  • Turn off file sharing if not needed. If file sharing is required, use ACLs and password protection to limit access. Disable anonymous access to shared folders. Grant access only to user accounts with strong passwords to folders that must be shared.
  • Turn off and remove unnecessary services. By default, many operating systems install auxiliary services that are not critical. These services are avenues of attack. If they are removed, threats have less avenues of attack.
  • If a threat exploits one or more network services, disable, or block access to, those services until a patch is applied.
  • Always keep your patch levels up-to-date, especially on computers that host public services and are accessible through the firewall, such as HTTP, FTP, mail, and DNS services.
  • Configure your email server to block or remove email that contains file attachments that are commonly used to spread threats, such as .vbs, .bat, .exe, .pif and .scr files.
  • Isolate compromised computers quickly to prevent threats from spreading further. Perform a forensic analysis and restore the computers using trusted media.
  • Train employees not to open attachments unless they are expecting them. Also, do not execute software that is downloaded from the Internet unless it has been scanned for viruses. Simply visiting a compromised Web site can cause infection if certain browser vulnerabilities are not patched.
  • If Bluetooth is not required for mobile devices, it should be turned off. If you require its use, ensure that the device's visibility is set to "Hidden" so that it cannot be scanned by other Bluetooth devices. If device pairing must be used, ensure that all devices are set to "Unauthorized", requiring authorization for each connection request. Do not accept applications that are unsigned or sent from unknown sources.
  • For further information on the terms used in this document, please refer to the Security Response glossary.
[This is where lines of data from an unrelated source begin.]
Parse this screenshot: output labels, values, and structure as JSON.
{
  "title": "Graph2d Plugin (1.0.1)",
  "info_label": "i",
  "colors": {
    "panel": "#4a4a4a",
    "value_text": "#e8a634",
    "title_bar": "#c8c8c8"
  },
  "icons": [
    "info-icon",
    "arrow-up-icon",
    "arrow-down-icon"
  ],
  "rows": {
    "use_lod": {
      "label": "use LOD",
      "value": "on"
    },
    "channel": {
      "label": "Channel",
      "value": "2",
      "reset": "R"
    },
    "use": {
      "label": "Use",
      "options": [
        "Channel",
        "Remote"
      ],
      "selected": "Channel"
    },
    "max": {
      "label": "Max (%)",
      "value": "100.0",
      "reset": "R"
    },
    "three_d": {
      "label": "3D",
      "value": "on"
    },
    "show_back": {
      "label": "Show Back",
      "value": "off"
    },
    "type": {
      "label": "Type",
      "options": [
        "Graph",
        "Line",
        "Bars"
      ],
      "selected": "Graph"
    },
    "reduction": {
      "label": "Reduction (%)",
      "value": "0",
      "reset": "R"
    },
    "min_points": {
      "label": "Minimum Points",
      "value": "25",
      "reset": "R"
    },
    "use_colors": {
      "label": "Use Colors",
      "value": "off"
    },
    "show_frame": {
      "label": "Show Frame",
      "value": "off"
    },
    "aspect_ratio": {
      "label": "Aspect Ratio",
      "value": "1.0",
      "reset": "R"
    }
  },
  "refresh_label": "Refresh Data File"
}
Writeup By: Stephen Doherty and Piotr Krysiuk

Discovered: June 09, 2011
Updated: June 14, 2011 5:24:22 AM
Type: Trojan
Infection Length: 33.894 bytes and 38.628 bytes
Systems Affected: Android
CVE References: CVE-2009-1185

You may have arrived at this page either because you have been alerted by your Symantec product about this risk, or you are concerned that your device has been affected by this risk.

Install Norton Mobile Security
If you do not already have Norton Mobile Security installed on your device, please download the product from the Android marketplace .

Alternatively, you can navigate to the website from your device and download the product from there by completing the following steps:

  1. Select the 90-Day free download.
  2. Click on the Android icon to begin downloading the product.
  3. Click on Install in order to accept the permissions that are being requested by the program.
  4. Next, click Open and then Agree & Launch.

Note: The first time the product runs, you will be required to enter a code that is displayed on the screen in order to activate the product. Enter the provided code and press Submit .

Run a full system scan
Run a full system scan using Norton Mobile Security to remove this risk from the device. To do this, please perform the following actions:
  1. Navigate to the Anti-Malware tab.
  2. Click Scan Now.

Manual removal
To remove this risk manually, please perform the following actions:
  1. Open the Google Android Menu.
  2. Go to the Settings icon and select Applications.
  3. Next, click Manage.
  4. Select the application and click the Uninstall button.

Writeup By: Stephen Doherty and Piotr Krysiuk